Assigned task:
Copy every line that contains the string "render" from the entries below.

Record extracts:
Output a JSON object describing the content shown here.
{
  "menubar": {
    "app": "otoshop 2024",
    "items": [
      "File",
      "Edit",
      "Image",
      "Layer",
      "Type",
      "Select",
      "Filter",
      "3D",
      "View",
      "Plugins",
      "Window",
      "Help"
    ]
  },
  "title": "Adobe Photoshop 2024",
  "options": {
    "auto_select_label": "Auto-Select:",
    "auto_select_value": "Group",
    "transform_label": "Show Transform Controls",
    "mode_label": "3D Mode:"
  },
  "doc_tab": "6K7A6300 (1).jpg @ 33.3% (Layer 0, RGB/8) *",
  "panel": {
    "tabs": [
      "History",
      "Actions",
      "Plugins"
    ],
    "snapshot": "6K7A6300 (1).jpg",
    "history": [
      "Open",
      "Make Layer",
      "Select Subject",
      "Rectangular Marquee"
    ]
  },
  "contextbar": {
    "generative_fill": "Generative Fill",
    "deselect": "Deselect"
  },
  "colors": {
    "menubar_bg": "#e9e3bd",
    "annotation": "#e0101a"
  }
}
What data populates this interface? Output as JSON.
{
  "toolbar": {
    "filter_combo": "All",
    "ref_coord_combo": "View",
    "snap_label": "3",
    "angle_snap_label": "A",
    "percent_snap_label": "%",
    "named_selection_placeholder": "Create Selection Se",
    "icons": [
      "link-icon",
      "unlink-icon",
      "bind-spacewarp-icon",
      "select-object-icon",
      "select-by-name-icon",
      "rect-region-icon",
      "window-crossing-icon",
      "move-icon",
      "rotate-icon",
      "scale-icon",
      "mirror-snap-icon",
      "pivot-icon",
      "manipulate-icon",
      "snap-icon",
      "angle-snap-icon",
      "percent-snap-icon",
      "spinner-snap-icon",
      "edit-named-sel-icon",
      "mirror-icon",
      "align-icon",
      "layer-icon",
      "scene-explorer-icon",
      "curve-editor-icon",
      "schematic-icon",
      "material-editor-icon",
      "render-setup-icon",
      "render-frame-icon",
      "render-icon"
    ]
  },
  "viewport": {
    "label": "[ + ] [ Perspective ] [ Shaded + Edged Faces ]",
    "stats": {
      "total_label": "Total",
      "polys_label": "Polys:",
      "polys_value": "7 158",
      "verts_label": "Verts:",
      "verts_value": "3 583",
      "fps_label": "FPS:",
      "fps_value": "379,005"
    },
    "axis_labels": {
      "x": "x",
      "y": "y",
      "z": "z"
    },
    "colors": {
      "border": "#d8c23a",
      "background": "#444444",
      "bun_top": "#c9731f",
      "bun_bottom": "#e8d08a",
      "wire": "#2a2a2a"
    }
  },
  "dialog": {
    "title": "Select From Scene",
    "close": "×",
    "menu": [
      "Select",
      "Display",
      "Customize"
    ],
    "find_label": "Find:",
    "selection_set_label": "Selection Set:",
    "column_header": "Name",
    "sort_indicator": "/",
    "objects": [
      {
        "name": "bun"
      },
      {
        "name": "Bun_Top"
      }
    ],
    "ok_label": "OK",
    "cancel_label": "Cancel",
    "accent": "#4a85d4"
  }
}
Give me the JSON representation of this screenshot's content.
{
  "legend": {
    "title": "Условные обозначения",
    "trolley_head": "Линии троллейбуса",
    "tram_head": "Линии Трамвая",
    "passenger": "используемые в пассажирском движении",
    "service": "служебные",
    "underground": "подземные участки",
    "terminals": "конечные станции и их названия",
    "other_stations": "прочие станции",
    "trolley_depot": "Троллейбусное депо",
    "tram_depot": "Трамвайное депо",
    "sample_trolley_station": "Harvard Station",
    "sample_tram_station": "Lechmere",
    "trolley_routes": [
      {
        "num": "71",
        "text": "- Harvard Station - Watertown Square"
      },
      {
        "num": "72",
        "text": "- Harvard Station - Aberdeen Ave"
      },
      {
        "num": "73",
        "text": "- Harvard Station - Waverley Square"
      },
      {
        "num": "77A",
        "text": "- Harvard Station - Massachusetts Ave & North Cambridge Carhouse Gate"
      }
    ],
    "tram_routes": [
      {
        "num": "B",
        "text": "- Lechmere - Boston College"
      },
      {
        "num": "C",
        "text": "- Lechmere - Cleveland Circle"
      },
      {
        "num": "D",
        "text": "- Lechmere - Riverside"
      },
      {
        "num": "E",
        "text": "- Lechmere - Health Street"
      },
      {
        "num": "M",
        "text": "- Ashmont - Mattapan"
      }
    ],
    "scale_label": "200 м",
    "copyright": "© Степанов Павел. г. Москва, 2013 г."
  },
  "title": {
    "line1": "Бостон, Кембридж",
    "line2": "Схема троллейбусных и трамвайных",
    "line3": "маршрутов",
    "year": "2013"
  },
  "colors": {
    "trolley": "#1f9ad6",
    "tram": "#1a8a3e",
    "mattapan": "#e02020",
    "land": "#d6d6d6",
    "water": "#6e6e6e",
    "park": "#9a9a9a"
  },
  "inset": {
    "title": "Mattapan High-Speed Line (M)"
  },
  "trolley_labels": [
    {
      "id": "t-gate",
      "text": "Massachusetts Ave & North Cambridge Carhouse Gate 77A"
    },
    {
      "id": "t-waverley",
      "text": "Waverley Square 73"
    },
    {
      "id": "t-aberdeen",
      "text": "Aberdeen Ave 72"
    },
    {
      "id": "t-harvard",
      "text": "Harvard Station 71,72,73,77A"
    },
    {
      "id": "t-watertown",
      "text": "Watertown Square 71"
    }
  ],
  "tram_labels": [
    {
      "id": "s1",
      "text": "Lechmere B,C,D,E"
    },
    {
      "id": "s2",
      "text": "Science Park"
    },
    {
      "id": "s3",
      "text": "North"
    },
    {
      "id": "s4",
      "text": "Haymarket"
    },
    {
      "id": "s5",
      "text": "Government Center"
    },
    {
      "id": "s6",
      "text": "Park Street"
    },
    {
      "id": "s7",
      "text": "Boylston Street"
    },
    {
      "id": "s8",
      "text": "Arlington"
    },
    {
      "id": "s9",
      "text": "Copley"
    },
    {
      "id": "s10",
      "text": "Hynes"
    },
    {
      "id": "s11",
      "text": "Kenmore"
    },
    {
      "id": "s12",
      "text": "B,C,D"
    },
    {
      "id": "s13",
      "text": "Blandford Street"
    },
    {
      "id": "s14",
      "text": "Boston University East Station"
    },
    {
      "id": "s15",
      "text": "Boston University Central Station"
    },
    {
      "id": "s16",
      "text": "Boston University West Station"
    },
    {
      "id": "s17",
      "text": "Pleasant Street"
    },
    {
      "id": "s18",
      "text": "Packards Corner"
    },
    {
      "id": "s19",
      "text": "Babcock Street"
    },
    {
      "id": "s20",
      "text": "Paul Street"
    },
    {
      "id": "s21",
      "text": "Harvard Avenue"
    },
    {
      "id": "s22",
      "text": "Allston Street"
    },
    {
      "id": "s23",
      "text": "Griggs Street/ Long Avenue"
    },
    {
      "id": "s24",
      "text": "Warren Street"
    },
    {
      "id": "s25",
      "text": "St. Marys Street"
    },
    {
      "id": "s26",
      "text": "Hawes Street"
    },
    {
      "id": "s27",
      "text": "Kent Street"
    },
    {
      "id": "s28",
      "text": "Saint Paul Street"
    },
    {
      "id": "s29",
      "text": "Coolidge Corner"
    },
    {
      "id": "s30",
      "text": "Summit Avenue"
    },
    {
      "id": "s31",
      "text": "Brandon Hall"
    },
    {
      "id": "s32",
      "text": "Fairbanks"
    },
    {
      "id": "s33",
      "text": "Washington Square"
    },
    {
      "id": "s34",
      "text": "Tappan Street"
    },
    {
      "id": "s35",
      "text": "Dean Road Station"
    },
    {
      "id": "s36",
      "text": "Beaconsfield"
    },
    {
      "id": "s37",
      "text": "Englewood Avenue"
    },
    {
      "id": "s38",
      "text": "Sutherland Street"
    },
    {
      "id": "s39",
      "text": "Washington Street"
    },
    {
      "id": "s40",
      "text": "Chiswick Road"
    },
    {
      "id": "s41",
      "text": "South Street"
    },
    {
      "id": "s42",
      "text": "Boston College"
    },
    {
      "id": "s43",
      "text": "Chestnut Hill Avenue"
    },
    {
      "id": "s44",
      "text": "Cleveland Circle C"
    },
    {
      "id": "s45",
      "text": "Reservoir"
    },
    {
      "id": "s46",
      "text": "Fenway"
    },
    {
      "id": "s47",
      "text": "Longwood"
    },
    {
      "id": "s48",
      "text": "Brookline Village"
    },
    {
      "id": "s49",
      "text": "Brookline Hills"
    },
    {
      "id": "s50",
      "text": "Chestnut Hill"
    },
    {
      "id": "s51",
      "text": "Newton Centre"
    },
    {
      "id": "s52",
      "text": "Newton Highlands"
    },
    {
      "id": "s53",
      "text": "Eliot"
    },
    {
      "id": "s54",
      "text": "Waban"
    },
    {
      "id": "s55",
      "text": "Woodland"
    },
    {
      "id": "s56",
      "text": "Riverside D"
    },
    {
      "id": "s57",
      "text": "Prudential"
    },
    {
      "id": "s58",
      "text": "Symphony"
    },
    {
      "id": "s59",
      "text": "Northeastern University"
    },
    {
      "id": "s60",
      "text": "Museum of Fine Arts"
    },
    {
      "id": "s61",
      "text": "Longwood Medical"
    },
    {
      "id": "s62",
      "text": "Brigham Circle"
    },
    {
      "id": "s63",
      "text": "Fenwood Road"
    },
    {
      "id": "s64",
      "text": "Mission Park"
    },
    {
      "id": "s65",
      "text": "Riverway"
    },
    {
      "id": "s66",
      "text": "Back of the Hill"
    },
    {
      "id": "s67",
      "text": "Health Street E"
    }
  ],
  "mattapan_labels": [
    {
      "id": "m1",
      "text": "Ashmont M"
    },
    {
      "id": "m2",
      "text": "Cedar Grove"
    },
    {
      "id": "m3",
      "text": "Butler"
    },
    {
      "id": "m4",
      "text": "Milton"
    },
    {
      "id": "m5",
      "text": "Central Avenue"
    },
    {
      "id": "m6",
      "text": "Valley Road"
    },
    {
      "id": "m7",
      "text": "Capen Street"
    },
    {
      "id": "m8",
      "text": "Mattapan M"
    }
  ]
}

Exercise result:
      "render-setup-icon",
      "render-frame-icon",
      "render-icon"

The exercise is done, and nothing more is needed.